Through an investigation of small and medium sized enterprises (SMEs) exporting in contexts which lack a formalised institutional environment in a less developed country, this article shows how entrepreneurs cope with institutional deficiency. By drawing on an analysis of 12 SMEs exporting from Ghana to other West African countries, the findings reveal how entrepreneurs and their organisations avoid recourse to the courts and instead, use culturally specific relationships to settle disputes when exporting. Institutional forms operating in parallel to the formal legal system are examined. These are shown to be hybrid forms drawing on traditional cultural institutions such as chieftaincy and religion, combined with forms of corporations and cooperatives. Assumptions around the different roles of family and kinship also are explored.

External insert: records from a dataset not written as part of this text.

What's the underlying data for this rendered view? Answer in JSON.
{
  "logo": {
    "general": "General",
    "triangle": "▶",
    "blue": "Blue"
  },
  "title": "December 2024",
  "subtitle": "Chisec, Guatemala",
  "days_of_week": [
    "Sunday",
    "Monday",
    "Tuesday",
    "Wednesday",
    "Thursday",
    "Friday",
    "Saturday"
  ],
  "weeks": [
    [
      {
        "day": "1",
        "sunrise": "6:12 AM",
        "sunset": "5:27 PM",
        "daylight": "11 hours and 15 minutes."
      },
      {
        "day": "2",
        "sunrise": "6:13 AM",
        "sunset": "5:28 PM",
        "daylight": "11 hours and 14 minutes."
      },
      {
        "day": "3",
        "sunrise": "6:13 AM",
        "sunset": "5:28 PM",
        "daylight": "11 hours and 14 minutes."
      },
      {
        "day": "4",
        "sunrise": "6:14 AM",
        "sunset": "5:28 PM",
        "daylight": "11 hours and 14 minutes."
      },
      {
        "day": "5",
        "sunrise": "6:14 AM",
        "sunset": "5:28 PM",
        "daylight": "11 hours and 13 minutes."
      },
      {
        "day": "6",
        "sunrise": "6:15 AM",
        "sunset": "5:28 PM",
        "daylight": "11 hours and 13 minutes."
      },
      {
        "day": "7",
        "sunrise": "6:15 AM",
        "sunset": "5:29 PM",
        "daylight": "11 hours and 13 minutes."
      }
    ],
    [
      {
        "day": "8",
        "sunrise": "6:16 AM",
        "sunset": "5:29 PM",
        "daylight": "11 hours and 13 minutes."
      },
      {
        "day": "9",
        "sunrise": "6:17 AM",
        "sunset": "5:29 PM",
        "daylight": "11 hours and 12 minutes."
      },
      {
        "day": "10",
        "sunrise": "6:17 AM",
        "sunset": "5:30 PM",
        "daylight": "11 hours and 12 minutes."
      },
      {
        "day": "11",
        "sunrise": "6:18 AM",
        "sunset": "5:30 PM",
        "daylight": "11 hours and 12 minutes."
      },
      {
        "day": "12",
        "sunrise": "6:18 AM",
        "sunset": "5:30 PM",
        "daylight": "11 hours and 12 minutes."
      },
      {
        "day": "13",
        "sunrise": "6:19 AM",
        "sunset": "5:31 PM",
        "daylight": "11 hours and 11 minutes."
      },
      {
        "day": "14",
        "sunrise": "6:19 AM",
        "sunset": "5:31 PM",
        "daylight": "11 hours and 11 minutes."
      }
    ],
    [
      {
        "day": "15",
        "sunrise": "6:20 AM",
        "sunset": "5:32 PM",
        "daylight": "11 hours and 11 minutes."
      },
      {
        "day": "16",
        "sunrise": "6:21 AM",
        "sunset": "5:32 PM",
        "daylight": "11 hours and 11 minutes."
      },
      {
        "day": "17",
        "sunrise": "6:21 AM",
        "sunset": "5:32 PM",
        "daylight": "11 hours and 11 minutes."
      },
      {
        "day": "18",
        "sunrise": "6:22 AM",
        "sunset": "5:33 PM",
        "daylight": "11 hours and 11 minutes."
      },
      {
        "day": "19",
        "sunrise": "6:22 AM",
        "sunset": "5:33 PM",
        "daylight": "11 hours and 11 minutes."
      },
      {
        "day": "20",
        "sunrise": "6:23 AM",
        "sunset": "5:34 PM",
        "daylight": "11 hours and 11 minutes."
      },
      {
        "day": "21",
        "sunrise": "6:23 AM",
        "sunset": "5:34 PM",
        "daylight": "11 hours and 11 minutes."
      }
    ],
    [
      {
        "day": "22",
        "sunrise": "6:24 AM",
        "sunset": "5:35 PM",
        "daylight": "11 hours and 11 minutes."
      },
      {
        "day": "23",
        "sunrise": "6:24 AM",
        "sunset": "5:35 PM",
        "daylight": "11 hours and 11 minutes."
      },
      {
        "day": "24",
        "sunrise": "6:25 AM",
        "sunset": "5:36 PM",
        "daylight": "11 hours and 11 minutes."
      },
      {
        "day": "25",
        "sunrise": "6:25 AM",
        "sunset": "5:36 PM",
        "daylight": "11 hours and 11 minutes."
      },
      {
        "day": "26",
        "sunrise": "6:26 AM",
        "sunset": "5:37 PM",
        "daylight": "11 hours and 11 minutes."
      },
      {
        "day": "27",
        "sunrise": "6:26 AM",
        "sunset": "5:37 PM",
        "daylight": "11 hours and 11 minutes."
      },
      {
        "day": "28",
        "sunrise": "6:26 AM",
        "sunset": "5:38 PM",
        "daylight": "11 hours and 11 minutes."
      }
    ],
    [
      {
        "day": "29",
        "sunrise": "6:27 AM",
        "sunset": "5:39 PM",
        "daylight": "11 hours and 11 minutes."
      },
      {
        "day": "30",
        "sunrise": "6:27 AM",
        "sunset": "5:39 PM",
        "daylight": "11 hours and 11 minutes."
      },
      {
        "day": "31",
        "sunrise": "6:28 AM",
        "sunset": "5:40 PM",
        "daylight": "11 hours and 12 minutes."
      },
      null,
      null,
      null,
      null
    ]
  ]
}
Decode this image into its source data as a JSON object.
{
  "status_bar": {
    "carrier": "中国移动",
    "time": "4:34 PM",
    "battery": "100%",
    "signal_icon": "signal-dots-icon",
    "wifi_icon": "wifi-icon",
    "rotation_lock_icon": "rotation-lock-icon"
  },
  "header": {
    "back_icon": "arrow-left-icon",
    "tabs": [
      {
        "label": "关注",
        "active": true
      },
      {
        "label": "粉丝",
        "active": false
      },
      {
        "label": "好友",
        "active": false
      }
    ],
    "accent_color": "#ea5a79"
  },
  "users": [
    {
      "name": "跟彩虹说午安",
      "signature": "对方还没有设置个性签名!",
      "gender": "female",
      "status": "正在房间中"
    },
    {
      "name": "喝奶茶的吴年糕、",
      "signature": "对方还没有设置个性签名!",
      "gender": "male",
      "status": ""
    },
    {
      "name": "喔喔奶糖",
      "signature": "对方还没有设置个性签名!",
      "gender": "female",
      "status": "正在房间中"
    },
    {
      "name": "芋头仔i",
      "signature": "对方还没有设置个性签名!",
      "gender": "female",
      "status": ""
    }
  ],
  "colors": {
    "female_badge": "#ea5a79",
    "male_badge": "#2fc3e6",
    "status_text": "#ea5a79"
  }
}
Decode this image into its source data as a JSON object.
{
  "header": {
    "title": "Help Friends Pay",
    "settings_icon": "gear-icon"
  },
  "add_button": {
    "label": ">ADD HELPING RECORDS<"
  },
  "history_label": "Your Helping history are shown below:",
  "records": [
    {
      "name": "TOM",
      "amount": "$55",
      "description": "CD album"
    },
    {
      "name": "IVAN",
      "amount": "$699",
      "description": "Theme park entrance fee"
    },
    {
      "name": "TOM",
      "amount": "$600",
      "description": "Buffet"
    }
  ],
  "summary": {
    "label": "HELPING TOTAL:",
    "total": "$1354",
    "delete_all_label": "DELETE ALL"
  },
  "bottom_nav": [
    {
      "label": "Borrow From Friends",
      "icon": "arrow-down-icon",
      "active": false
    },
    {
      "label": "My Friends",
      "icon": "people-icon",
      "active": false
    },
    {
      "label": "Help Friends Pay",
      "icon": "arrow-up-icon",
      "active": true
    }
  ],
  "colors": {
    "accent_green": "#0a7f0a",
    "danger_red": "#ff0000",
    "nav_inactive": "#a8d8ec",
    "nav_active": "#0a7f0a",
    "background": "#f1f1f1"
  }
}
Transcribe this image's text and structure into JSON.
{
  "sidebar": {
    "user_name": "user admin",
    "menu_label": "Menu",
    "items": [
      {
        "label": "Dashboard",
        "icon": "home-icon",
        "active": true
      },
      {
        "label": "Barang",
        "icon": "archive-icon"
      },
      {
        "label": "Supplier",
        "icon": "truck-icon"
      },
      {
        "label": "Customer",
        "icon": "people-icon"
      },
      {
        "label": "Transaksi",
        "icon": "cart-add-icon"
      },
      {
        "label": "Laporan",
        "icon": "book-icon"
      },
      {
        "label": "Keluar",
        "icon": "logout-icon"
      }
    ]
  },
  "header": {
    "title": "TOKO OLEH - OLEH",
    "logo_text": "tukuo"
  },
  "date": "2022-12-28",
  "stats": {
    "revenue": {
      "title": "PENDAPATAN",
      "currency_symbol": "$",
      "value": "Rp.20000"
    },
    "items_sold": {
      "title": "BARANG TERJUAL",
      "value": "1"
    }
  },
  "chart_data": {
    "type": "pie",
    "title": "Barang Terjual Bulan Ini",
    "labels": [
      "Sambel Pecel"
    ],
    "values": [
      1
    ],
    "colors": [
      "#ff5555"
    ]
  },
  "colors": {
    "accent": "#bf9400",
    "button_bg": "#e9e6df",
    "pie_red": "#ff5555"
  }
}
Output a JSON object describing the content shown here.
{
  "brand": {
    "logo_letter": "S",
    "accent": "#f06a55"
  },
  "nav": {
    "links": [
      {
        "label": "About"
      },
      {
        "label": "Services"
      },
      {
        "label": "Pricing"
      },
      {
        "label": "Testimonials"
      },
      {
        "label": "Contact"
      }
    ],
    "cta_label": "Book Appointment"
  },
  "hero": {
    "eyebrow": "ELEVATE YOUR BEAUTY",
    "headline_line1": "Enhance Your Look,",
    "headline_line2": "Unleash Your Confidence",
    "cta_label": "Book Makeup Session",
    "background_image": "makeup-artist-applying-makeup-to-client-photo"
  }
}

The study contributes to the ongoing development of a theoretical understanding on trust and relationship building in international entrepreneurship, and the importance of understanding cultural context.
|Number of pages||23|
|Journal||International Small Business Journal|
|Early online date||30 Dec 2013|
|Publication status||Published - Mar 2014|
Bibliographical noteThis article is distributed under the terms of the Creative Commons Attribution-NonCommercial 3.0 License (http://www.creativecommons.org/licenses/by-nc/3.0/) which permits non-commercial use, reproduction and distribution of the work without further permission provided the original work is attributed as specified on the SAGE and Open Access page(https://us.sagepub.com/en-us/nam/open-access-at-sage).
- developing economies